If Cash is a king, he is also a heartless one. Cash users are less resistant to economic or financial shocks, less able to save to reach a solid financial footing or book travel home, and studies have shown they spend less on housing, education, food, health care, and transportation than account holders at financial institutions while remaining more likely to become the victims of crimes.

So why, given all these costs to banks, governments, businesses, and people, is the old saying still true? Why is cash still king?

The answer is, cash is the only way both the banked and the unbanked can communicate today. Cash is king because despite all the payment technologies and systems that have been introduced thus far, it is still the only instrument that brings people together and is truly accessible to all.

It doesn’t have to be this way. You probably have the solution in your pocket or purse right now—almost everyone has a mobile phone suitable for delivering a comprehensive mobile money payment network, and yet the existing systems and payment services that have been introduced for use with phones have tried to be exclusive and have failed to include all.

Some have tried to replace the king with electronic payment systems designed for smartphones alone, or only for Apple or Samsung devices. They have arrayed all customers of a single bank, or single phone company to challenge him. Even others have tried to challenge banks themselves, or establish cyber currencies or business models built on a specific transaction type.

“Cash is the only way
both the banked
and the unbanked
can communicate today.”

These are not true mobile money ecosystems, but walled gardens. None of these systems is designed for banked and unbanked alike; for smartphone owners and regular feature phone users; for customers of any bank, via any account or method of exchange.

But it is coming. The technology powering mobile money exists today.

At Quisk, we have shared a road map and vision to digitize cash via a smart payment network designed for all. We designed our end-to-end, cloud based digital transaction processing platform to leverage the existing POS networks and existing bank and ATM systems to create an inclusive payment ecosystem.

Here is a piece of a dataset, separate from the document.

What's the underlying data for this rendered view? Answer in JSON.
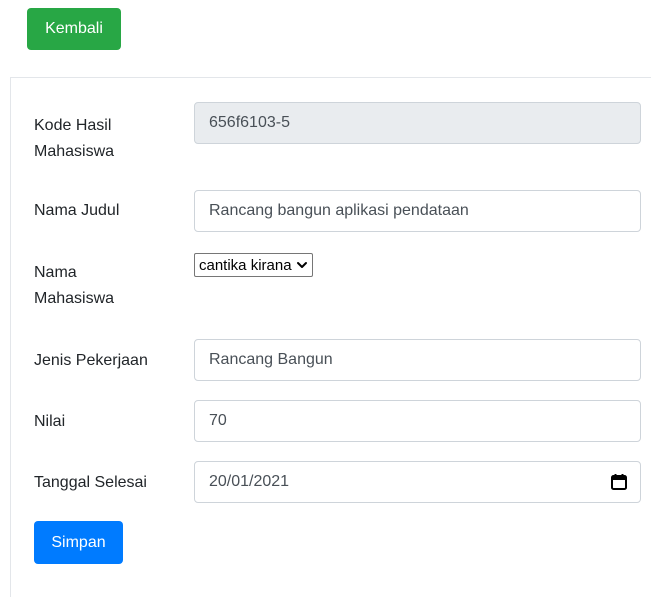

Throughout this process, we worked with partners to reduce interchange fees, issuing and service costs, and transaction fees that often serve as barriers for adoption.

In short, we think cash can only be replaced by a payment type every bit as inclusive. Our deference to colored paper can only truly be substituted by a mobile money ecosystem designed to be used by just as many people, in many more ways. We think there is truth and wisdom in that other famous saying too: “Unity is power”.

The King’s days are numbered.

 


Ziad Alshobaki headshot
Author
Ziad Alshobaki

MD, QUISK MIDDLE EAST